* Health partisans on both sides see reason for optimism
* Law's opponents say mandate clearly in trouble
* Advocates see solid support among liberal justices
* Tough questions may suggest 'non-ideological' ruling
By David Morgan and Ian Simpson
WASHINGTON, March 27 The Supreme Court is not
expected to rule on the U.S. healthcare law's contentious
individual mandate for another three months.
But that did not stop partisans on both sides of the
political battle from claiming - or at least trying to salvage -
an early victory in the court of public opinion on Tuesday.
The shouting match began well before the high court started
hearing oral arguments on the case this week.
It escalated measurably after the justices wrapped up their
rapid-fire q uestions on Tuesday on the constitutionality of the
provision that requires most Americans to have health insurance
While no one would predict a final ruling, some Republicans
appeared jubilant over signs of an ideological split that could
position the court's 5-4 conservative majority in opposition to
"Based on my reading of the ... hearings today, it is
doubtful that the individual mandate will survive," Senator Mike
Lee of Utah said in one of several Twitter messages Senate
Republicans issued after Tuesday's hearing concluded.
But advocates of the healthcare overhaul saw a silver
lining, saying the tone of the justices' discourse appeared to
favor the law.
"There was a majority of the court in favor of upholding ...
the individual mandate," said Doug Kendall of the liberal
Constitutional Accountability Center.
The mandate is the linchpin of President Barack Obama's
signature policy to provide healthcare coverage to more than 30
million uninsured Americans under the 2010 Patient Protection
and Affordable Care Act, or ACA.
It is being challenged by 26 states and an independent
business group that want the provision overturned on the grounds
that it exceeds the federal government's constitutional
Outside the court's Greco-Roman colonnade, the law and its
main provision are at the center of a vitriolic political debate
between presidential candidates, lawmakers and allied groups
that could help determine who controls the White House and
Congress after the Nov. 6 election.
SOURCES OF SUPPORT
But not everyone who opposes the law saw Tuesday's
proceedings as a victory.
"It didn't look to me as if it was a slam dunk from any
perspective," said Douglas Holtz-Eakin, president of the
conservative American Action Forum, who attended the hearing.
Advocates of the law said the hearing demonstrated solid
support for the mandate from the court's four liberal justices -
Ruth Bader Ginsburg, Sonia Sotomayor, Elena Kagan and Stephen
That means the measure could be upheld if one conservative
justice joins them and some saw evidence that Justice Anthony
Kennedy could do so.
"Justice Kennedy asked very tough questions.
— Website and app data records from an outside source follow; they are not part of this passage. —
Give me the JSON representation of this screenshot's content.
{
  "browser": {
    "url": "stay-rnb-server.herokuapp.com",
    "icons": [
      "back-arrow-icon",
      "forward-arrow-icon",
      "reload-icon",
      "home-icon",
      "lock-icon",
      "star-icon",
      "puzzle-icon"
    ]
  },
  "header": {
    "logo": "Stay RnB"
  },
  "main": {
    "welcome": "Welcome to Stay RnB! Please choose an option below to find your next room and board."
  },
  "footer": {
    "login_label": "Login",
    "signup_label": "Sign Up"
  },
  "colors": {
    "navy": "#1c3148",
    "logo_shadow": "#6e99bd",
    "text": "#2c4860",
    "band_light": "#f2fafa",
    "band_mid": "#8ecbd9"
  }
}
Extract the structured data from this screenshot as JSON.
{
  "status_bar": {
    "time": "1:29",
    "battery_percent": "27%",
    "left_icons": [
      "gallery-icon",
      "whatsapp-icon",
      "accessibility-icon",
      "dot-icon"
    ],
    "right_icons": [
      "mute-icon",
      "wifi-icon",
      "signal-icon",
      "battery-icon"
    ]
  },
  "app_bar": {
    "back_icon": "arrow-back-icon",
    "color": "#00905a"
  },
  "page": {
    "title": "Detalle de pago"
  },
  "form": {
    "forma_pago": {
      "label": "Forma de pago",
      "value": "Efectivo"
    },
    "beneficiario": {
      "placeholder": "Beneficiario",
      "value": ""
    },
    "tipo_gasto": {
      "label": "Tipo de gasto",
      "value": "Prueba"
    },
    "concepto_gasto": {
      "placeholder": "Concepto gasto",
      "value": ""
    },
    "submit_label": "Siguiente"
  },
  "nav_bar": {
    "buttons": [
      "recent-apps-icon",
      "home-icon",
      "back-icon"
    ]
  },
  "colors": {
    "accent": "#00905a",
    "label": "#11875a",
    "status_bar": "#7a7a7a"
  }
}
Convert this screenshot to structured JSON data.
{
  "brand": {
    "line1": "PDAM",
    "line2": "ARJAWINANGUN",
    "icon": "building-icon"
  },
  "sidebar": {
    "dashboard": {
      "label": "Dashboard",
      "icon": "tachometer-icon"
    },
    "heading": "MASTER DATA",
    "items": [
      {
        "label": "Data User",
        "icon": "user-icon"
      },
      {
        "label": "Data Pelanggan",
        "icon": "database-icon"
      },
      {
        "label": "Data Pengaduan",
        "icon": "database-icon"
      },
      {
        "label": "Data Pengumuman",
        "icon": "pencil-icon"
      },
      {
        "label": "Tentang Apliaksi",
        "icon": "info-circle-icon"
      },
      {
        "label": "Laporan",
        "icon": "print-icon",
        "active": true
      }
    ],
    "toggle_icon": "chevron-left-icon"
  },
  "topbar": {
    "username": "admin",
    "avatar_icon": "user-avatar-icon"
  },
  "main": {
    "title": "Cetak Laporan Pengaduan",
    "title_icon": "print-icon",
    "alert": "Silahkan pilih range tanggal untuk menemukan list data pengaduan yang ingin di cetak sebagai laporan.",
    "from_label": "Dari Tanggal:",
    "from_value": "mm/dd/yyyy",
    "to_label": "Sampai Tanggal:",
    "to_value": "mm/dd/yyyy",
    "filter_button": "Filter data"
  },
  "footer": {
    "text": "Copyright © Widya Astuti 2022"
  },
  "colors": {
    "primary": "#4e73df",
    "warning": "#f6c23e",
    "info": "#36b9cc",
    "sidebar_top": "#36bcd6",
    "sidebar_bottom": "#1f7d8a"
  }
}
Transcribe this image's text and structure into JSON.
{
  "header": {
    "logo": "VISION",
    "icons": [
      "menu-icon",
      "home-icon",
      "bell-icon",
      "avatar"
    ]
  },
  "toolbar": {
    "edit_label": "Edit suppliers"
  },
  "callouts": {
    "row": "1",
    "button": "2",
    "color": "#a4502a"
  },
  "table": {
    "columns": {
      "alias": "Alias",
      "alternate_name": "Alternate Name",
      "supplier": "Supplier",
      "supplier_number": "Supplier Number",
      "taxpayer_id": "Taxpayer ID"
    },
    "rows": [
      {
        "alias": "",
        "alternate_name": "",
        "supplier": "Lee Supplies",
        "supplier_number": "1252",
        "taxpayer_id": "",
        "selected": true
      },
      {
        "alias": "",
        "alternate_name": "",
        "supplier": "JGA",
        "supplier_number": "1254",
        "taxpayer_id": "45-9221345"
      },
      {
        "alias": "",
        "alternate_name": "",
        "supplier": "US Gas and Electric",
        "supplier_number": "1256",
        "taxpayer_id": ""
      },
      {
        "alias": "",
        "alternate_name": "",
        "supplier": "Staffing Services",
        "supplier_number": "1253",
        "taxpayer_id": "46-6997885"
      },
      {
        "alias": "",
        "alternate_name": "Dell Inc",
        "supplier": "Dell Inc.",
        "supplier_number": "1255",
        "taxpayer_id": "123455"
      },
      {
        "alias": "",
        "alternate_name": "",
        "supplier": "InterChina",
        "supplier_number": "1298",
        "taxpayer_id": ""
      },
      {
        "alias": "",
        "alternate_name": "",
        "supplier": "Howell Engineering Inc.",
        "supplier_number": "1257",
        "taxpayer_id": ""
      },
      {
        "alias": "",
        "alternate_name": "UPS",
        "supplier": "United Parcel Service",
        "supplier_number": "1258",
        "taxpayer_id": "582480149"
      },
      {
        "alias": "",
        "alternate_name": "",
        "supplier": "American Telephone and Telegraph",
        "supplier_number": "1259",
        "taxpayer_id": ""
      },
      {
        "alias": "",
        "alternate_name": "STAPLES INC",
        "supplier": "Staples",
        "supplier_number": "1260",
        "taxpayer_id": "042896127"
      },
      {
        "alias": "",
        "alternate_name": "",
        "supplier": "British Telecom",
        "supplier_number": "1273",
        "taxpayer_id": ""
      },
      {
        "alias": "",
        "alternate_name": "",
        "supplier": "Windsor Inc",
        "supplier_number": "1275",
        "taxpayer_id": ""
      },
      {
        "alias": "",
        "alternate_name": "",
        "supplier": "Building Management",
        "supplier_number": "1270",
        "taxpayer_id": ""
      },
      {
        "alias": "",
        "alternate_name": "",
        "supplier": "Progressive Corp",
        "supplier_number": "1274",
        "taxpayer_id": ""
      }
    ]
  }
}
And yet he
described the unique dynamics of the healthcare market himself,
more so than anyone else," said Ethan Rome, executive director
of Health Care for America Now, a coalition of union and liberal
groups that has been lobbying for reform since 2008.
"Not all healthcare advocates saw today as a good day. But
that's the wrong way to read it," he said. "Kennedy needs to ask
the toughest questions to assure conservatives that any
non-ideological judgment will be based on the merits."
Ron Pollack, executive director of the healthcare consumer
advocacy group Families USA, said the court's final ruling will
depend on how many justices view the mandate as an instrument
for regulating healthcare rather than spurring insurance sales.
"If it's healthcare, they'll come out in a way that
understands healthcare consumes one out of every six dollars in
the economy and that it's rational for Congress to regulate it,"
Regardless of how the Supreme Court rules on the legal
issues, healthcare reform's ultimate fate could lie in the
political realm, depending on the outcome of November elections.
"If Senate Republicans become the majority next year, the
first item on the agenda of the new Senate Republican majority
would be the repeal of Obamacare (ACA) and the replacement of it
with something that makes more sense and is targeted at the
problems that we actually have in American healthcare," said
Senate Republican leader Mitch McConnell.